Benjamin West’s mythological subject derives from an ancient Roman text that chronicles the torrid love affair between Cupid, a god, and Psyche, a mortal princess. Details in the painting—including a silver urn at Psyche’s feet, birds engaged in airborne struggle, and a menacing sea serpent—allude to several of the difficult tasks assigned to Psyche by Cupid’s jealous mother, Venus, as requisites for uniting the two lovers. This allegory of youthful awakening, triumph over adversity, and ultimately, family reconciliation, can be seen to express West’s sense of pride in the coming of age of the American nation, even though he remained in Britain as the monarchy’s favorite painter.

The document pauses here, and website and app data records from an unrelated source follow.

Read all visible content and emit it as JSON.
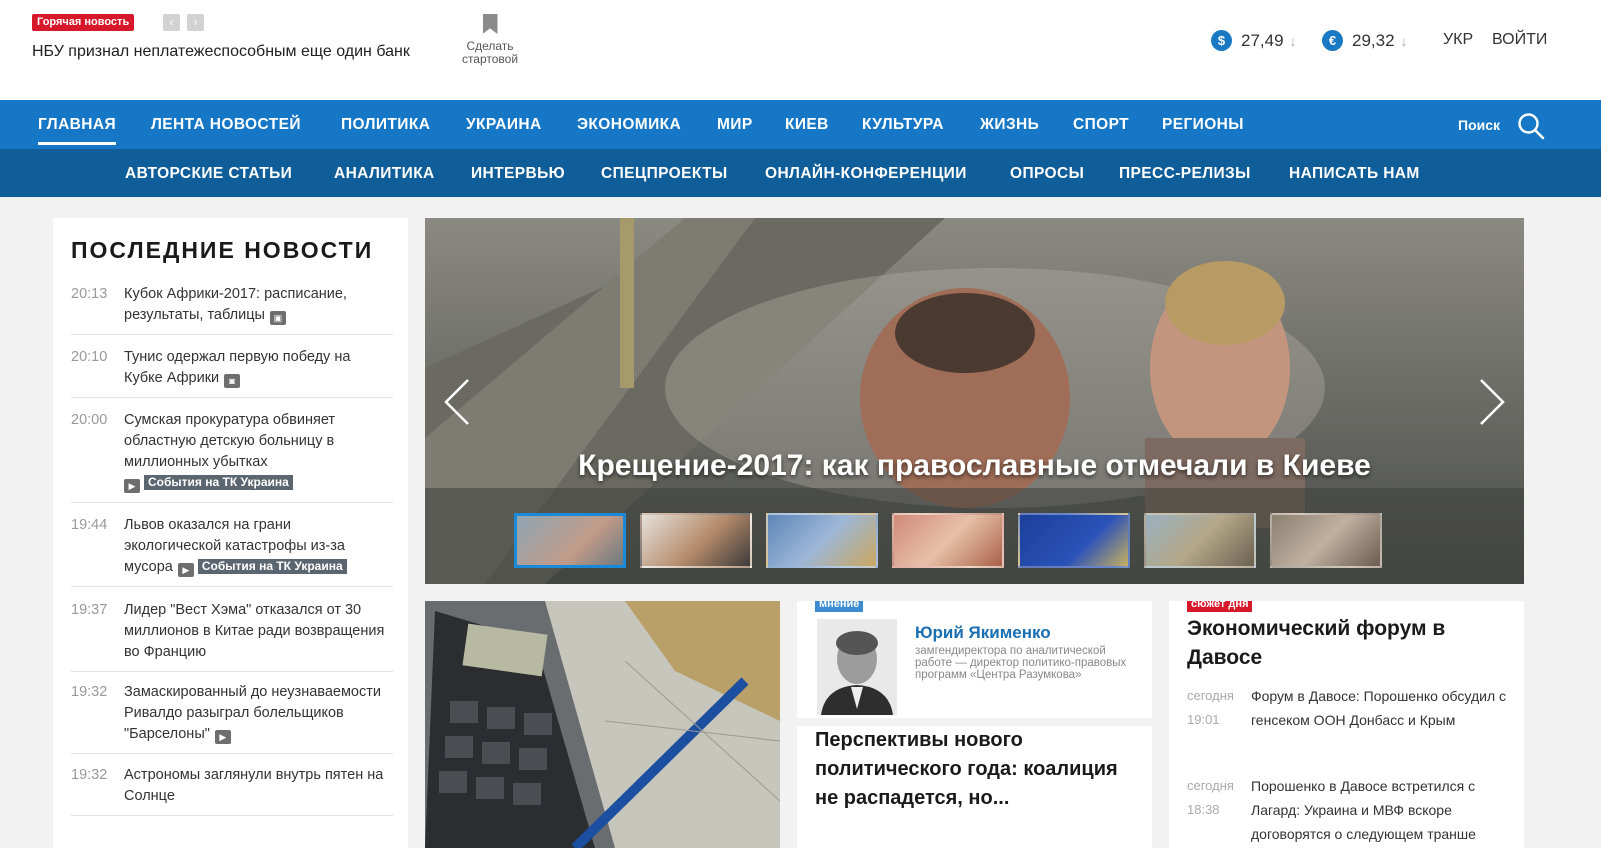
{
  "header": {
    "hot_badge": "Горячая новость",
    "hot_title": "НБУ признал неплатежеспособным еще один банк",
    "homepage_label": "Сделать стартовой",
    "currencies": [
      {
        "symbol": "$",
        "value": "27,49",
        "trend": "↓"
      },
      {
        "symbol": "€",
        "value": "29,32",
        "trend": "↓"
      }
    ],
    "lang": "УКР",
    "login": "ВОЙТИ"
  },
  "nav_main": [
    "ГЛАВНАЯ",
    "ЛЕНТА НОВОСТЕЙ",
    "ПОЛИТИКА",
    "УКРАИНА",
    "ЭКОНОМИКА",
    "МИР",
    "КИЕВ",
    "КУЛЬТУРА",
    "ЖИЗНЬ",
    "СПОРТ",
    "РЕГИОНЫ"
  ],
  "search_label": "Поиск",
  "nav_sub": [
    "АВТОРСКИЕ СТАТЬИ",
    "АНАЛИТИКА",
    "ИНТЕРВЬЮ",
    "СПЕЦПРОЕКТЫ",
    "ОНЛАЙН-КОНФЕРЕНЦИИ",
    "ОПРОСЫ",
    "ПРЕСС-РЕЛИЗЫ",
    "НАПИСАТЬ НАМ"
  ],
  "latest": {
    "title": "ПОСЛЕДНИЕ НОВОСТИ",
    "items": [
      {
        "time": "20:13",
        "text": "Кубок Африки-2017: расписание, результаты, таблицы"
      },
      {
        "time": "20:10",
        "text": "Тунис одержал первую победу на Кубке Африки"
      },
      {
        "time": "20:00",
        "text": "Сумская прокуратура обвиняет областную детскую больницу в миллионных убытках"
      },
      {
        "time": "19:44",
        "text": "Львов оказался на грани экологической катастрофы из-за мусора"
      },
      {
        "time": "19:37",
        "text": "Лидер \"Вест Хэма\" отказался от 30 миллионов в Китае ради возвращения во Францию"
      },
      {
        "time": "19:32",
        "text": "Замаскированный до неузнаваемости Ривалдо разыграл болельщиков \"Барселоны\""
      },
      {
        "time": "19:32",
        "text": "Астрономы заглянули внутрь пятен на Солнце"
      }
    ],
    "tag": "События на ТК Украина"
  },
  "hero": {
    "title": "Крещение-2017: как православные отмечали в Киеве"
  },
  "opinion": {
    "badge": "мнение",
    "name": "Юрий Якименко",
    "role": "замгендиректора по аналитической работе — директор политико-правовых программ «Центра Разумкова»",
    "headline": "Перспективы нового политического года: коалиция не распадется, но..."
  },
  "story": {
    "badge": "сюжет дня",
    "title": "Экономический форум в Давосе",
    "items": [
      {
        "day": "сегодня",
        "time": "19:01",
        "text": "Форум в Давосе: Порошенко обсудил с генсеком ООН Донбасс и Крым"
      },
      {
        "day": "сегодня",
        "time": "18:38",
        "text": "Порошенко в Давосе встретился с Лагард: Украина и МВФ вскоре договорятся о следующем транше"
      }
    ]
  }
}
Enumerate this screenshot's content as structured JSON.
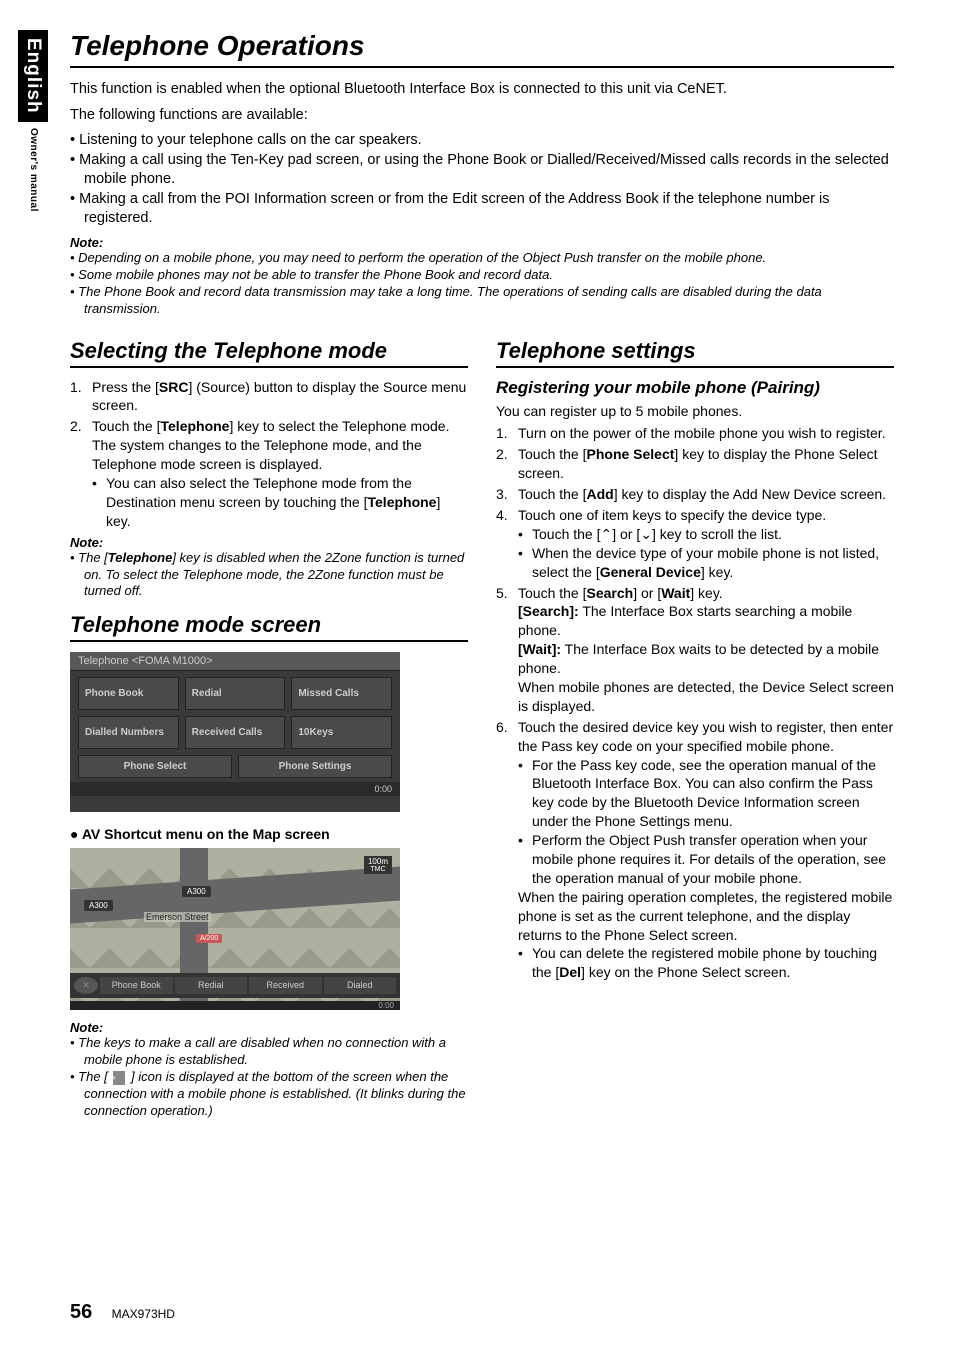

West was the first artist born in the American colonies to attain international acclaim. The expatriate was appointed historical painter to England’s King George III by 1772, and in 1792 became president of London’s prestigious Royal Academy.